Data:
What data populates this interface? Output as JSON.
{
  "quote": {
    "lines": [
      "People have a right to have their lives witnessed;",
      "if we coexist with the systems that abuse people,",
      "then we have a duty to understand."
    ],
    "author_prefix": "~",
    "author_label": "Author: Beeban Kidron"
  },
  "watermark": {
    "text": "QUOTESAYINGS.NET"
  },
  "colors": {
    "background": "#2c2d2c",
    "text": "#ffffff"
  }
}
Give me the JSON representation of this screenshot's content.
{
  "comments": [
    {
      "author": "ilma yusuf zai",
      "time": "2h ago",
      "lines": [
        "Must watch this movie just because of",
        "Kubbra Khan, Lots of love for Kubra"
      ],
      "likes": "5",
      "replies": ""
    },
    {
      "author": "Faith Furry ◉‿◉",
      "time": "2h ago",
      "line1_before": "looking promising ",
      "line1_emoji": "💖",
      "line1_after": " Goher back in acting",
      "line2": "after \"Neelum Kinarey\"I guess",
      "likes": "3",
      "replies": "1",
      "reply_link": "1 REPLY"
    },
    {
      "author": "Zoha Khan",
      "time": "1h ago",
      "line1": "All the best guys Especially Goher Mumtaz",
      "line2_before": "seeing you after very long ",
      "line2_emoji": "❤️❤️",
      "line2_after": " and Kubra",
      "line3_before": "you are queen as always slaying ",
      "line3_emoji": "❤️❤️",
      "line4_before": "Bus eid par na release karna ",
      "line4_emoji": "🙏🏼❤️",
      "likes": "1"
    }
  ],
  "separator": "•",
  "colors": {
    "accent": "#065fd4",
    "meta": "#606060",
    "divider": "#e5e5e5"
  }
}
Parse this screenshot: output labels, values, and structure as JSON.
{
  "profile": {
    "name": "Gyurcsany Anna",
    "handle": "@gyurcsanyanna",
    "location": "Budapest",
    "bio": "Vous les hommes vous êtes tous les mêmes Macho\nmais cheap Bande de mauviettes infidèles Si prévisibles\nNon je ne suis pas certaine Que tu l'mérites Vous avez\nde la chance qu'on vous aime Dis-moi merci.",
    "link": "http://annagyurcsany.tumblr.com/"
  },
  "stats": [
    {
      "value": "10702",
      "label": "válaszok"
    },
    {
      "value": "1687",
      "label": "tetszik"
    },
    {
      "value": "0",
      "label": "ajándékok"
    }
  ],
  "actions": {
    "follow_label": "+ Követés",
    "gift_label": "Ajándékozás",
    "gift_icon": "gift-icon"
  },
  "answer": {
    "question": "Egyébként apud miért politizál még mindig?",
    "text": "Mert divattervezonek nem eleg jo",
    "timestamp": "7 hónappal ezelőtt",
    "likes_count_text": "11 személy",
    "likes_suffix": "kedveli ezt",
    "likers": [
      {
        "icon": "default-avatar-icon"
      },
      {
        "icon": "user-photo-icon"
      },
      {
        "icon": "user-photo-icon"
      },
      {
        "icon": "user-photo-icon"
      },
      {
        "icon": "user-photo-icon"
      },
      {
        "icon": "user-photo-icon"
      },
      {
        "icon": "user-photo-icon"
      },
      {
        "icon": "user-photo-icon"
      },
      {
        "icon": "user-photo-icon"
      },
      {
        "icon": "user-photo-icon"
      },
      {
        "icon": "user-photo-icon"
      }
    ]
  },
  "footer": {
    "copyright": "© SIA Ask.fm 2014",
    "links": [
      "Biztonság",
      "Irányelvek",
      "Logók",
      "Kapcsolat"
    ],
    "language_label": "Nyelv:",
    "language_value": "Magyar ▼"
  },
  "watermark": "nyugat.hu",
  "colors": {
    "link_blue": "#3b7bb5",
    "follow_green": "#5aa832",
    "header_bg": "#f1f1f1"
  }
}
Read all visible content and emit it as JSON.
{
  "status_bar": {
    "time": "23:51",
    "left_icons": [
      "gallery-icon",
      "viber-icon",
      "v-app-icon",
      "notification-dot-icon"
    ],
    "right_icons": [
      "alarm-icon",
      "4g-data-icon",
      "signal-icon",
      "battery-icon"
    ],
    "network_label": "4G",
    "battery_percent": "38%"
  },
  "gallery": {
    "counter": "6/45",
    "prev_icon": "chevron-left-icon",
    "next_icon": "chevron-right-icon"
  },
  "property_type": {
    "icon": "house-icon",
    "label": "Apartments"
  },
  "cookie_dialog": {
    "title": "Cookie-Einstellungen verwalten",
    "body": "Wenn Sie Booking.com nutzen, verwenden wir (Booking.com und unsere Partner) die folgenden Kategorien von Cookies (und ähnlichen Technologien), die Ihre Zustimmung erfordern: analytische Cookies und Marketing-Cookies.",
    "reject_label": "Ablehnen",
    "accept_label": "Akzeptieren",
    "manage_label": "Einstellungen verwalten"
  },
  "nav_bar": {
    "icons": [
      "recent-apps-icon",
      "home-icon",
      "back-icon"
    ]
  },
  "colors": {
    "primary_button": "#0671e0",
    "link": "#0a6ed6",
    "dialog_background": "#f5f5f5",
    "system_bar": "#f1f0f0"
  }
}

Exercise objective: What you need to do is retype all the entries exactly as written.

Task result:
What data populates this interface? Output as JSON.
{
  "quote": {
    "lines": [
      "People have a right to have their lives witnessed;",
      "if we coexist with the systems that abuse people,",
      "then we have a duty to understand."
    ],
    "author_prefix": "~",
    "author_label": "Author: Beeban Kidron"
  },
  "watermark": {
    "text": "QUOTESAYINGS.NET"
  },
  "colors": {
    "background": "#2c2d2c",
    "text": "#ffffff"
  }
}
Give me the JSON representation of this screenshot's content.
{
  "comments": [
    {
      "author": "ilma yusuf zai",
      "time": "2h ago",
      "lines": [
        "Must watch this movie just because of",
        "Kubbra Khan, Lots of love for Kubra"
      ],
      "likes": "5",
      "replies": ""
    },
    {
      "author": "Faith Furry ◉‿◉",
      "time": "2h ago",
      "line1_before": "looking promising ",
      "line1_emoji": "💖",
      "line1_after": " Goher back in acting",
      "line2": "after \"Neelum Kinarey\"I guess",
      "likes": "3",
      "replies": "1",
      "reply_link": "1 REPLY"
    },
    {
      "author": "Zoha Khan",
      "time": "1h ago",
      "line1": "All the best guys Especially Goher Mumtaz",
      "line2_before": "seeing you after very long ",
      "line2_emoji": "❤️❤️",
      "line2_after": " and Kubra",
      "line3_before": "you are queen as always slaying ",
      "line3_emoji": "❤️❤️",
      "line4_before": "Bus eid par na release karna ",
      "line4_emoji": "🙏🏼❤️",
      "likes": "1"
    }
  ],
  "separator": "•",
  "colors": {
    "accent": "#065fd4",
    "meta": "#606060",
    "divider": "#e5e5e5"
  }
}
Parse this screenshot: output labels, values, and structure as JSON.
{
  "profile": {
    "name": "Gyurcsany Anna",
    "handle": "@gyurcsanyanna",
    "location": "Budapest",
    "bio": "Vous les hommes vous êtes tous les mêmes Macho\nmais cheap Bande de mauviettes infidèles Si prévisibles\nNon je ne suis pas certaine Que tu l'mérites Vous avez\nde la chance qu'on vous aime Dis-moi merci.",
    "link": "http://annagyurcsany.tumblr.com/"
  },
  "stats": [
    {
      "value": "10702",
      "label": "válaszok"
    },
    {
      "value": "1687",
      "label": "tetszik"
    },
    {
      "value": "0",
      "label": "ajándékok"
    }
  ],
  "actions": {
    "follow_label": "+ Követés",
    "gift_label": "Ajándékozás",
    "gift_icon": "gift-icon"
  },
  "answer": {
    "question": "Egyébként apud miért politizál még mindig?",
    "text": "Mert divattervezonek nem eleg jo",
    "timestamp": "7 hónappal ezelőtt",
    "likes_count_text": "11 személy",
    "likes_suffix": "kedveli ezt",
    "likers": [
      {
        "icon": "default-avatar-icon"
      },
      {
        "icon": "user-photo-icon"
      },
      {
        "icon": "user-photo-icon"
      },
      {
        "icon": "user-photo-icon"
      },
      {
        "icon": "user-photo-icon"
      },
      {
        "icon": "user-photo-icon"
      },
      {
        "icon": "user-photo-icon"
      },
      {
        "icon": "user-photo-icon"
      },
      {
        "icon": "user-photo-icon"
      },
      {
        "icon": "user-photo-icon"
      },
      {
        "icon": "user-photo-icon"
      }
    ]
  },
  "footer": {
    "copyright": "© SIA Ask.fm 2014",
    "links": [
      "Biztonság",
      "Irányelvek",
      "Logók",
      "Kapcsolat"
    ],
    "language_label": "Nyelv:",
    "language_value": "Magyar ▼"
  },
  "watermark": "nyugat.hu",
  "colors": {
    "link_blue": "#3b7bb5",
    "follow_green": "#5aa832",
    "header_bg": "#f1f1f1"
  }
}
Read all visible content and emit it as JSON.
{
  "status_bar": {
    "time": "23:51",
    "left_icons": [
      "gallery-icon",
      "viber-icon",
      "v-app-icon",
      "notification-dot-icon"
    ],
    "right_icons": [
      "alarm-icon",
      "4g-data-icon",
      "signal-icon",
      "battery-icon"
    ],
    "network_label": "4G",
    "battery_percent": "38%"
  },
  "gallery": {
    "counter": "6/45",
    "prev_icon": "chevron-left-icon",
    "next_icon": "chevron-right-icon"
  },
  "property_type": {
    "icon": "house-icon",
    "label": "Apartments"
  },
  "cookie_dialog": {
    "title": "Cookie-Einstellungen verwalten",
    "body": "Wenn Sie Booking.com nutzen, verwenden wir (Booking.com und unsere Partner) die folgenden Kategorien von Cookies (und ähnlichen Technologien), die Ihre Zustimmung erfordern: analytische Cookies und Marketing-Cookies.",
    "reject_label": "Ablehnen",
    "accept_label": "Akzeptieren",
    "manage_label": "Einstellungen verwalten"
  },
  "nav_bar": {
    "icons": [
      "recent-apps-icon",
      "home-icon",
      "back-icon"
    ]
  },
  "colors": {
    "primary_button": "#0671e0",
    "link": "#0a6ed6",
    "dialog_background": "#f5f5f5",
    "system_bar": "#f1f0f0"
  }
}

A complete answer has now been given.